We parents have high hopes for our kids. We would do everything to keep them inspired for learning, for achievement, and for success in life. We want them to grow up equipped with everything they need to have for a better life.
But, then, despite our best intentions, we would still find many of them to be less motivated. It has become one of our biggest concerns as parents. But how do we, in fact, motivate our children?
How are we going to solve such a dilemma?
Try interacting with some of these kids and you would be struck by their great expectations for the future. Kids are, naturally, day-dreamers and they come to believe what they are capable of imagining.
Some kids would find it most interesting to gain fame and fortune as movie stars. Some would try to make a name for themselves like a career in sports, wanting to be great boxers like Manny Pacquiao or to represent their country in the Olympics.
Others would love to seek adventure and travel, in a hope to go around the world and learn other cultures and languages. You’d find some of their dreams to be fanciful, like wanting to climb Mount Everest, or to jump off a plane at an altitude of ten thousand feet.
And, yet, you’d find out more of these children’s hopes are serious. One would be staring at you straight in the eye to declare: “I would stop all drugs!” Another one would say: “I would make lots of money so that when I became rich I would help the poor and the homeless.”
To motivate our kids, we need to be looking at all the ways we could kindle, instead of dampening, the fires of motivation within them. We could nurture such a precious spark within each child starting right from our home. Then we could try spreading it outside our home, into such areas as schooling, life, chores, and responsibilities.

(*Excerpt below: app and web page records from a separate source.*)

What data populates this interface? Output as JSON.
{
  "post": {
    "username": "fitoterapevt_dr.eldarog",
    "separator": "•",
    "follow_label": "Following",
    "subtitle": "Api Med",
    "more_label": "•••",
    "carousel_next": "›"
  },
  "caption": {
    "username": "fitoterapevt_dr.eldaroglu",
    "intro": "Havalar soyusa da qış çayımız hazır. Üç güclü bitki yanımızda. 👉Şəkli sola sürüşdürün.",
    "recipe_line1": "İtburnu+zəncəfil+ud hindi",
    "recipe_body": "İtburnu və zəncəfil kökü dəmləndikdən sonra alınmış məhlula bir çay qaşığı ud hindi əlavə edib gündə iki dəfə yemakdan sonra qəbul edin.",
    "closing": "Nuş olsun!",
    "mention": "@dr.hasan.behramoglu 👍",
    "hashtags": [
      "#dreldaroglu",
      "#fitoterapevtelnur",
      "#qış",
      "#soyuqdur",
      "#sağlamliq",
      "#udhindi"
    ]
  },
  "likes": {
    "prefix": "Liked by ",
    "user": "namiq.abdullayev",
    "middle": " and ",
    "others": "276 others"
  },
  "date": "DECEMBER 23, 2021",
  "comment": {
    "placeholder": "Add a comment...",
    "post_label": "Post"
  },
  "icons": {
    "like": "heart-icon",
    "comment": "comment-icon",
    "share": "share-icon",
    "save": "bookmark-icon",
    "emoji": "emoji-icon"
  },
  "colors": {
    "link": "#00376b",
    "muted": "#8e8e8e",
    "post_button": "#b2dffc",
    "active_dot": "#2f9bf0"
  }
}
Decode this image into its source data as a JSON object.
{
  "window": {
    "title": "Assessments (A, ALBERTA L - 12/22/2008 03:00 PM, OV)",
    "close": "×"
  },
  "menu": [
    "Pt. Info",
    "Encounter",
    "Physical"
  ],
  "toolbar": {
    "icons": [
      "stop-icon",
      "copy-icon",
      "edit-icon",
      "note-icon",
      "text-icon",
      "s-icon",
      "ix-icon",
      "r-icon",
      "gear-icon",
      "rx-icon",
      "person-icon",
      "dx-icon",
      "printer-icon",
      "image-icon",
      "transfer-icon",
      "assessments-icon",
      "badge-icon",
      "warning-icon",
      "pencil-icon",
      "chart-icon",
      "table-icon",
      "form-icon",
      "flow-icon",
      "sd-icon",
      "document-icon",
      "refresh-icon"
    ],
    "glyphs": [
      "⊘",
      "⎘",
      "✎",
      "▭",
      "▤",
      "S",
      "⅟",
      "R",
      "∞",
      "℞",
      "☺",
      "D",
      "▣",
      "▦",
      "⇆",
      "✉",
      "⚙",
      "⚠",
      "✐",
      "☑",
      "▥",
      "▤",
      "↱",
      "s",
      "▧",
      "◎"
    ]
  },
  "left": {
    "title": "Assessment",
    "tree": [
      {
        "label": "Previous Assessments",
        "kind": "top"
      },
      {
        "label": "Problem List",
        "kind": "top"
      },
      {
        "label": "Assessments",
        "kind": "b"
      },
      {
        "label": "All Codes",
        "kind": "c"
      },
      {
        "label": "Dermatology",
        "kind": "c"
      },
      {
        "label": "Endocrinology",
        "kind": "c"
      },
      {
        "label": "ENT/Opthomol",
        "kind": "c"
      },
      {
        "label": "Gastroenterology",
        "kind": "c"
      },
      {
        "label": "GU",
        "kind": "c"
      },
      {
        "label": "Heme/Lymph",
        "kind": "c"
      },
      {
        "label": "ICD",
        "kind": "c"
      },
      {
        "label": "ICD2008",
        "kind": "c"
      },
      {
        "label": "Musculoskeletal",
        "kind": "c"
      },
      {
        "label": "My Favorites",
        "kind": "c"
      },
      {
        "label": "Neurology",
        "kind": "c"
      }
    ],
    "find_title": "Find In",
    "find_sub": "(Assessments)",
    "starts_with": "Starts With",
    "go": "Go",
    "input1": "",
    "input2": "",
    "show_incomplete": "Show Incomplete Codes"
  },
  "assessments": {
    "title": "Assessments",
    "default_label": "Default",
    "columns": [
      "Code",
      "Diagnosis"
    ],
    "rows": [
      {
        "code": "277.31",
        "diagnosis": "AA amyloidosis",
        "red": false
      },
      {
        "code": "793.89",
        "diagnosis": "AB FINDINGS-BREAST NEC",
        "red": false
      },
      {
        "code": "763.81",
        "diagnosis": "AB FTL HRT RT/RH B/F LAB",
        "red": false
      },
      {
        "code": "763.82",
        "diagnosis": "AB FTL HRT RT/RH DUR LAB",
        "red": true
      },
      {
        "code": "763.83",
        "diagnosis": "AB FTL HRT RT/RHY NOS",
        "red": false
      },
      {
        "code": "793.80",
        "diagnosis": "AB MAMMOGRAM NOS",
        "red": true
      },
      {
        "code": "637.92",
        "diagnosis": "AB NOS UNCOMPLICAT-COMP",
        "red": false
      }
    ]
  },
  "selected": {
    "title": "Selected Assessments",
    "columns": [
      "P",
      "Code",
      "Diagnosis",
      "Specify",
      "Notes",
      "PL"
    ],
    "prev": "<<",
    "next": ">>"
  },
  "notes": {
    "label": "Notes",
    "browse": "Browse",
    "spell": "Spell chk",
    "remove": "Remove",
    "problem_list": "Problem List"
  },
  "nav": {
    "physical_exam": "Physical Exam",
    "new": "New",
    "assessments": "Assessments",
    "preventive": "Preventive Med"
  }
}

We should be making sure that communication lines between us and our kids are open, because it is one way to boost learning and motivation. When parents and children are warmly interested in each other and their activities, to quote from author Dorothy Corkille Briggs, when children feel safe to share ideas and feelings, intellectual growth is stimulated.